When Mac OS Snow Leopard is installed onto a 12-core Mac, it defaults to 64bit mode.
Unfortunately, all Avid applications that run on Mac require it to be running in 32bit mode. They may install but that doesn’t mean to say they’ll behave.
For example, Media Composer will pretend everything is hunky-dory, but will stubbornly refuse to see any Avid hardware, including the Nitris DX and the dongle.To check what mode your Mac is running in, go to the Apple menu and click “About This Mac.
In the left-hand column, click the “Software” heading and take a gander at the second-to-last entry, “64-bit Kernel and Extensions”.
If it says “Yes”, your Mac is running in 64bit mode.
If it says “No”, it’s running in 32bit mode.
To set it to 64bit mode, first we have to make sure your root account is enabled and that you know the password for it.
To enable the root account, first check you’re allowed to administer your computer!
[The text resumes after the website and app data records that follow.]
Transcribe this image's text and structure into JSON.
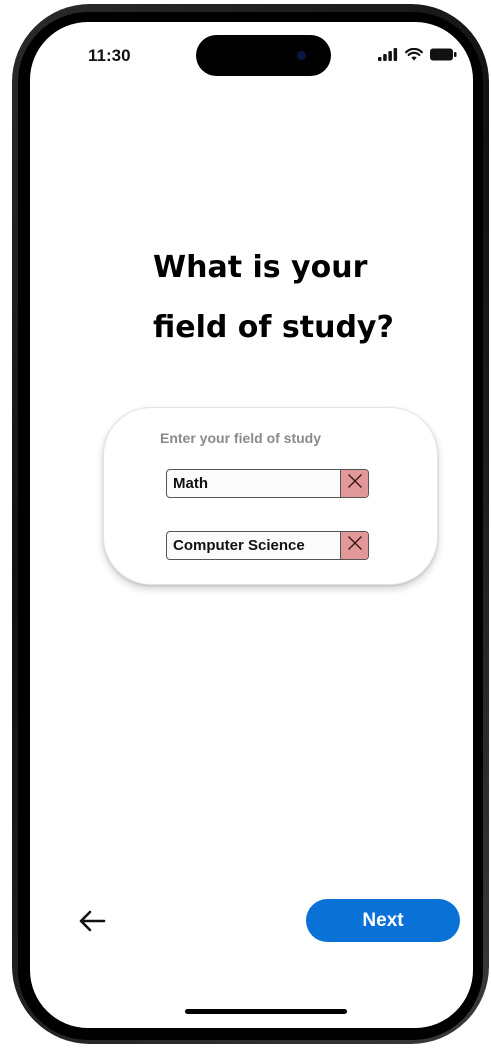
{
  "status_bar": {
    "time": "11:30",
    "icons": [
      "signal-icon",
      "wifi-icon",
      "battery-icon"
    ]
  },
  "question": {
    "line1": "What is your",
    "line2": "field of study?"
  },
  "input_card": {
    "label": "Enter your field of study",
    "entries": [
      {
        "value": "Math",
        "remove_icon": "close-icon"
      },
      {
        "value": "Computer Science",
        "remove_icon": "close-icon"
      }
    ]
  },
  "navigation": {
    "back_icon": "arrow-left-icon",
    "next_label": "Next"
  },
  "colors": {
    "primary": "#0a72d6",
    "remove_button": "#e29898",
    "label_gray": "#8a8a8a"
  }
}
Don’t want to go annoying the local sysadmin!
Now you know you’re important enough, navigate to Macintosh HD>System>Library>CoreServices and launch the “Directory Utility.app”.
In here, click the lock to allow you to make changes, then go to the “Edit” menu on your menu bar and choose “Enable Root User”. It should ask you to create a password, so do so. Make sure it’s something secure, but that you can remember.
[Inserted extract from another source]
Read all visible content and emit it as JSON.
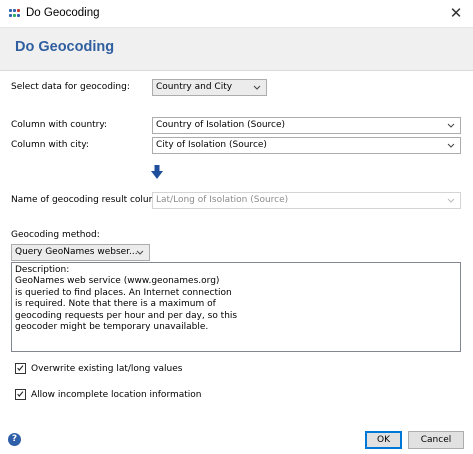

Now close the Directory Utility and open the Terminal (which can be found in Applications>Utilities).
Now type the following:
sudo systemsetup -setkernelbootarchitecture i386
Hitting return should prompt you for a password, at which point you should enter the root password you created in the Directory Utility.
Once you’ve entered that, the terminal should report:
setting kernel architecture to: i386
changes to kernel architecture have been saved.
Now restart your Mac and then check System Profiler again.
64-bit Kernel and Extensions should now read “No”.